Problem requirements — Go through the data and report each line that holds the string "material".

── Provided records

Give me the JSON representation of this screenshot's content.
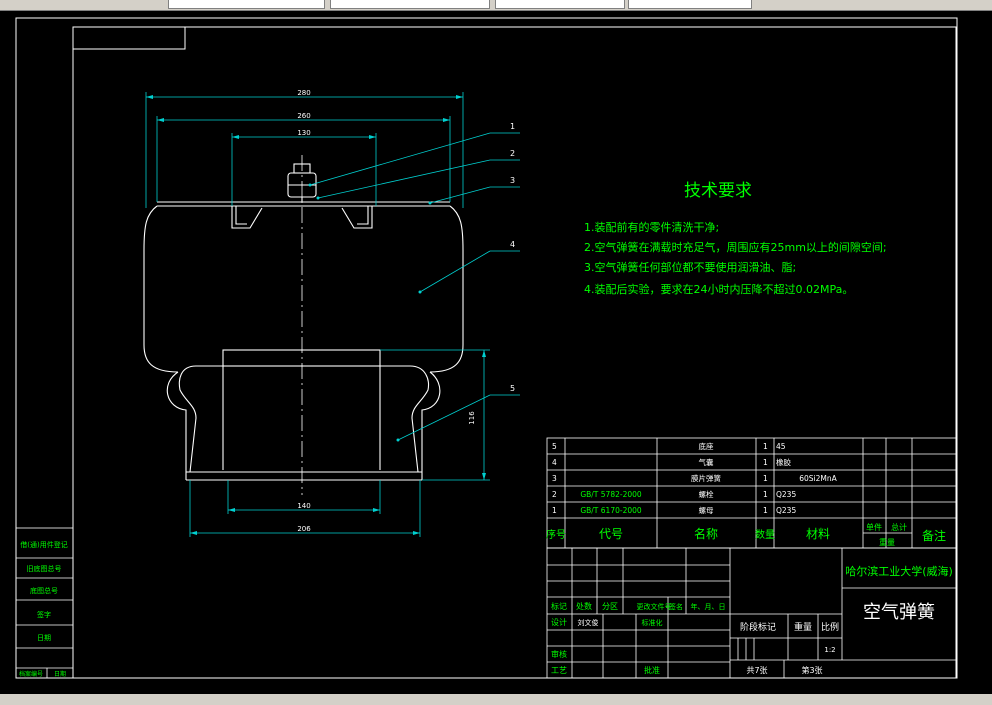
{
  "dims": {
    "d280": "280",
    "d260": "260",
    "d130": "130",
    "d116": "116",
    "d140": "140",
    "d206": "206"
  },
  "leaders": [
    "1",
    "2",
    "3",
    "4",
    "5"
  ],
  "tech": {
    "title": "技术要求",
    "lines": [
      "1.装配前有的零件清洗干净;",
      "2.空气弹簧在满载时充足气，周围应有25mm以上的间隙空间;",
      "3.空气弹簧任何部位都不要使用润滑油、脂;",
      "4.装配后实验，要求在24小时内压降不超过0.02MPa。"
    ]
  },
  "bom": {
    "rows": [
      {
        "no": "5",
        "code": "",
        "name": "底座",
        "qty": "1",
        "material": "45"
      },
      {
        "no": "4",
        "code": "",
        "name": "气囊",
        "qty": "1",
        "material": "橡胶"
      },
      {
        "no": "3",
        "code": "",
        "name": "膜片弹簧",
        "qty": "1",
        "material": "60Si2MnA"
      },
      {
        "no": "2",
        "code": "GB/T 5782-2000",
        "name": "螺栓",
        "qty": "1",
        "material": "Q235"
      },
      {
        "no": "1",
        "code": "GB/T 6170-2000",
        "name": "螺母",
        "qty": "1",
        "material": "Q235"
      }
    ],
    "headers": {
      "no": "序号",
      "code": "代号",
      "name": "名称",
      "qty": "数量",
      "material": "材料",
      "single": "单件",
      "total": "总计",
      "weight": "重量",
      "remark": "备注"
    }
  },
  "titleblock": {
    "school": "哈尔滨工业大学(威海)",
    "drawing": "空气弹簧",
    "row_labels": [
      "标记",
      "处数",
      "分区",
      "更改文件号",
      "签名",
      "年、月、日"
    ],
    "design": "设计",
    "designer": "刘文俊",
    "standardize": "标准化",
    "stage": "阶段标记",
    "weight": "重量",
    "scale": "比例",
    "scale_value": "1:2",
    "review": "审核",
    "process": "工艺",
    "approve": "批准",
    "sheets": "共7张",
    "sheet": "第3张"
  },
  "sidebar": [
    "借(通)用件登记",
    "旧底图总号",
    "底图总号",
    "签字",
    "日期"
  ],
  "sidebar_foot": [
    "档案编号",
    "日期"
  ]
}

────

The answer —
        "material": "45"
        "material": "橡胶"
        "material": "60Si2MnA"
        "material": "Q235"
        "material": "Q235"
      "material": "材料",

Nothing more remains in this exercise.